On a personal level, I found the day demanding as I was either directly teaching or facilitating until the afternoon, when I then had a full clinic of patients. However, the advantages outweigh the fatigue as I now have considerably more rapport with the wards generally and the nursing staff in particular. Nursing staff now have an understanding not only of the diabetic patient’s challenges, but also of my role and theirs in dealing with diabetes as it presents itself (Scottish Executive, 2004).
Anecdotally, and as I can find no other reference to this method of staff education, I assume that it is infrequently used – perhaps as it appears to be labour intensive. However, the end results have been very positive for us all, staff and patients alike. The staff and patients involved have enjoyed the sessions together and I now have calls from people with diabetes in the community asking when I will be bringing more nurses with whom they can share their experiences.
We have recently reintroduced the programme and my colleague has undertaken to continue it in the meantime with a view to covering most of the wards in the hospital over the next year. She has introduced a pre- and post- programme knowledge questionnaire, which is a much-reduced version of the Diabetes Basic Knowledge Test. She also has a pharmaceutical representative providing lunch for the nurses whilst she and the representative provide further education about injections, mature-onset diabetes of the young (MODY), differences in type 1 and type 2 patients and their treatment needs, complications and diabetic ketoacidosis and referral guidelines. Following their session in the clinic they complete the same knowledge questionnaire as they did in the morning and an evaluation form.
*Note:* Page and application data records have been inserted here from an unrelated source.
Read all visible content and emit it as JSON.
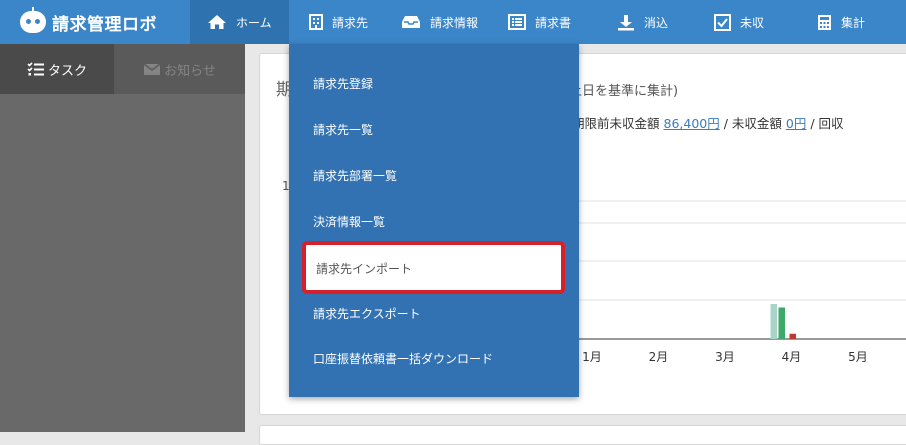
{
  "app": {
    "title": "請求管理ロボ"
  },
  "nav": {
    "items": [
      {
        "label": "ホーム",
        "icon": "home-icon"
      },
      {
        "label": "請求先",
        "icon": "building-icon"
      },
      {
        "label": "請求情報",
        "icon": "inbox-icon"
      },
      {
        "label": "請求書",
        "icon": "document-list-icon"
      },
      {
        "label": "消込",
        "icon": "download-icon"
      },
      {
        "label": "未収",
        "icon": "checkbox-icon"
      },
      {
        "label": "集計",
        "icon": "calculator-icon"
      }
    ]
  },
  "sidebar": {
    "tabs": [
      {
        "label": "タスク",
        "icon": "task-list-icon"
      },
      {
        "label": "お知らせ",
        "icon": "mail-icon"
      }
    ]
  },
  "card": {
    "title_visible": "期",
    "title_tail": "上日を基準に集計)",
    "summary": {
      "label1": "期限前未収金額",
      "value1": "86,400円",
      "sep1": " / ",
      "label2": "未収金額",
      "value2": "0円",
      "sep2": " / ",
      "label3": "回収"
    }
  },
  "dropdown": {
    "items": [
      "請求先登録",
      "請求先一覧",
      "請求先部署一覧",
      "決済情報一覧",
      "請求先インポート",
      "請求先エクスポート",
      "口座振替依頼書一括ダウンロード"
    ]
  },
  "chart_data": {
    "type": "bar",
    "categories": [
      "1月",
      "2月",
      "3月",
      "4月",
      "5月"
    ],
    "visible_y_tick": "1",
    "series": [
      {
        "values": [
          0,
          0,
          0,
          1,
          0
        ]
      },
      {
        "values": [
          0,
          0,
          0,
          0.9,
          0
        ]
      },
      {
        "values": [
          0,
          0,
          0,
          0.15,
          0
        ]
      }
    ],
    "colors": [
      "#a8d5c8",
      "#3daa6c",
      "#c0392b"
    ]
  },
  "colors": {
    "nav_bg": "#3b86c8",
    "dropdown_bg": "#3272b3",
    "highlight_border": "#d7202a",
    "sidebar_bg": "#696969"
  }
}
For a half day per month of DSN time, the education day seems to me to have been a worthwhile investment.
Identifying the emotional and psychological needs of people with diabetes.
29 Mar 2023